She graduated from Princeton University, summa cum laude, and received her Ph.D. from Harvard University’s Department of Government.
Pablo Paredes Castro
Clinical Assistant Professor, Psychiatry and Behavioral Sciences
Clinical Assistant Professor (By courtesy), Epidemiology and Population Health
Current Research and Scholarly InterestsPRECISE, PERSONALIZED & AFFORDABLE WELLBEING TECHNOLOGY
Combining medicine, design, and engineering principles, we research novel technologies to keep people healthy and productive.
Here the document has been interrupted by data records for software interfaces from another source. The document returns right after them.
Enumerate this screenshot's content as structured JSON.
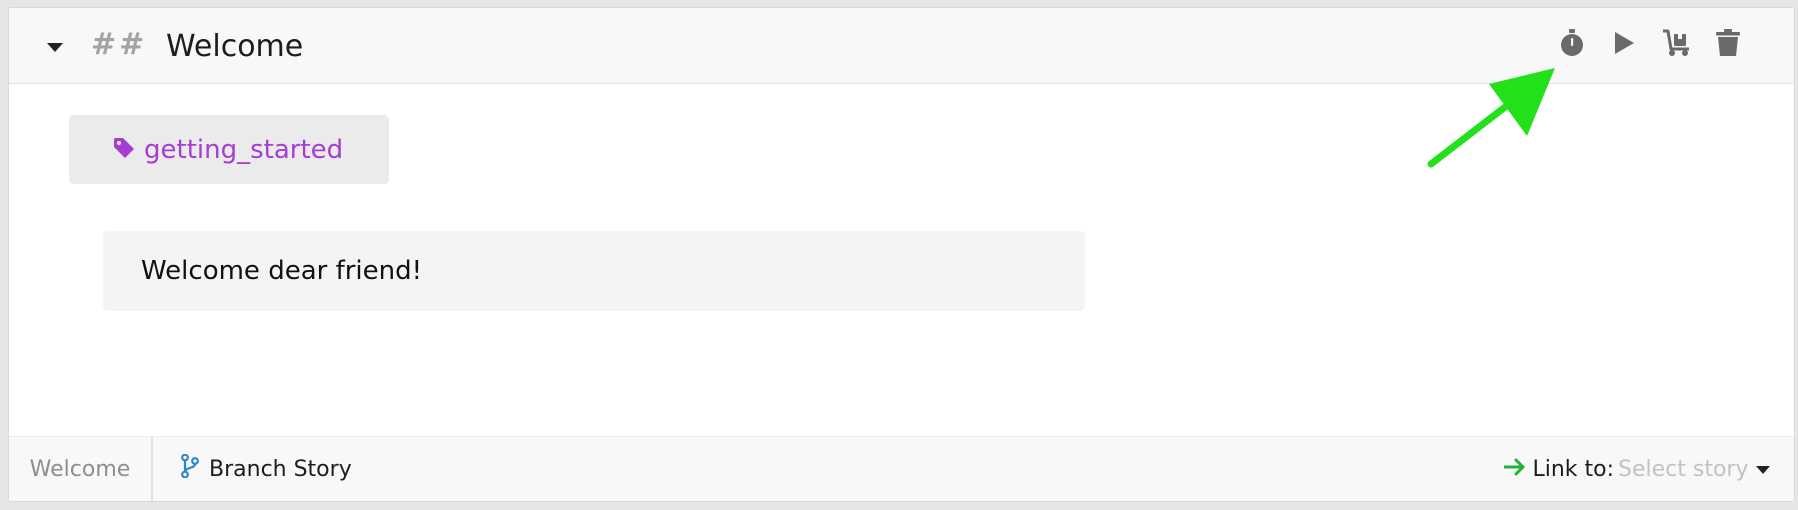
{
  "header": {
    "heading_marker": "##",
    "title": "Welcome",
    "actions": [
      {
        "name": "timer",
        "icon": "stopwatch-icon"
      },
      {
        "name": "play",
        "icon": "play-icon"
      },
      {
        "name": "cart",
        "icon": "dolly-icon"
      },
      {
        "name": "delete",
        "icon": "trash-icon"
      }
    ],
    "collapse_icon": "caret-down-icon"
  },
  "tag": {
    "icon": "tag-icon",
    "label": "getting_started"
  },
  "utterance": {
    "text": "Welcome dear friend!"
  },
  "footer": {
    "story_name": "Welcome",
    "branch_label": "Branch Story",
    "branch_icon": "branch-icon",
    "link_label": "Link to:",
    "link_icon": "arrow-right-icon",
    "select_placeholder": "Select story",
    "select_icon": "caret-down-icon"
  },
  "colors": {
    "tag": "#a73ed3",
    "arrow_annotation": "#22e11a",
    "branch_icon": "#2a86c9",
    "link_arrow": "#23b13a",
    "icon_gray": "#6a6a6a"
  }
}
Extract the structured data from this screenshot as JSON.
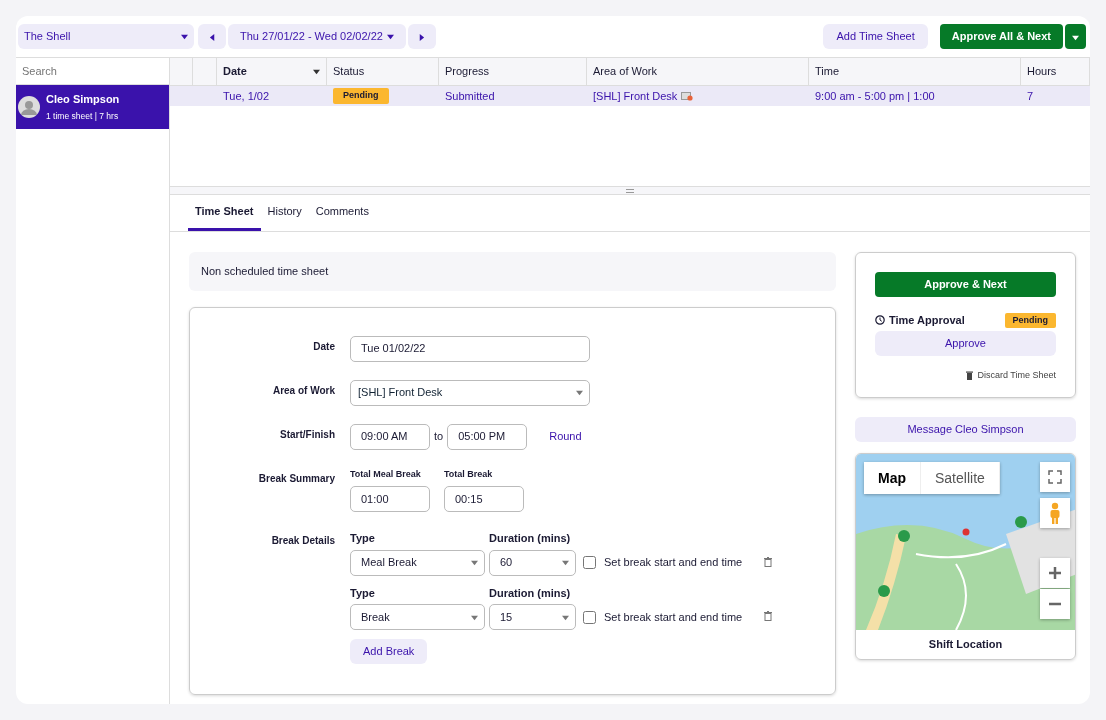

Our goal is to discover revolutionary ways of broadly delivering both universal and selective, preventive, and self-sustaining, daily life interventions.
Associate Professor of Aeronautics and Astronautics and, by courtesy, of Electrical Engineering and of Computer Science
BioDr. Marco Pavone is an Assistant Professor of Aeronautics and Astronautics at Stanford University, where he is the Director of the Autonomous Systems Laboratory and Co-Director of the Center for Automotive Research at Stanford. Before joining Stanford, he was a Research Technologist within the Robotics Section at the NASA Jet Propulsion Laboratory. He received a Ph.D. degree in Aeronautics and Astronautics from the Massachusetts Institute of Technology in 2010. His main research interests are in the development of methodologies for the analysis, design, and control of autonomous systems, with an emphasis on self-driving cars, autonomous aerospace vehicles, and future mobility systems. He is a recipient of several awards, including a Presidential Early Career Award for Scientists and Engineers from President Barack Obama, an ONR Young Investigator Award, an NSF CAREER Award, and a NASA Early Career Faculty Award. He was identified by the American Society for Engineering Education (ASEE) as one of America's 20 most highly promising investigators under the age of 40. His work has been recognized with best paper nominations or awards at the International Conference on Intelligent Transportation Systems, at the Field and Service Robotics Conference, at the Robotics: Science and Systems Conference, and at NASA symposia.
Director, H-STAR, David Jacks Professor of Education and Professor, by courtesy, of Computer Science
Current Research and Scholarly Interestslearning sciences focus on advancing theories, research, tools and social practices of technology-enhanced learning of complex domains
VJ Periyakoil, Geriatrics, Hospice & Palliative Medicine
Professor of Medicine (Primary Care and Population Health)
Current Research and Scholarly InterestsMy research focuses on the intersection of biological, psychosocial and cultural aspects of care of persons with chronic and serious illnesses including dementia.
Kilian M Pohl
Associate Professor (Research) of Psychiatry and Behavioral Sciences (Public Mental Health and Population Sciences)
Current Research and Scholarly InterestsThe foundation of the laboratory of Associate Professor Kilian M. Pohl, PhD, is computational science aimed at identifying biomedical phenotypes improving the mechanistic understanding, diagnosis, and treatment of neuropsychiatric disorders. The biomedical phenotypes are discovered by unbiased, machine learning-based searches across biological, neuroimaging, and neuropsychological data. This data-driven discovery currently supports the adolescent brain research of the NIH-funded National Consortium on Alcohol and NeuroDevelopment in Adolescence (NCANDA) and the Adolescent Brain Cognitive Development (ABCD), the largest long-term study of brain development and child health in the US. The laboratory also investigates brain patterns specific to alcohol use disorder and the human immunodeficiency virus (HIV) across the adult age range, and have advanced the understanding of a variety of brain diseases including schizophrenia, Alzheimer’s disease, glioma, and aging.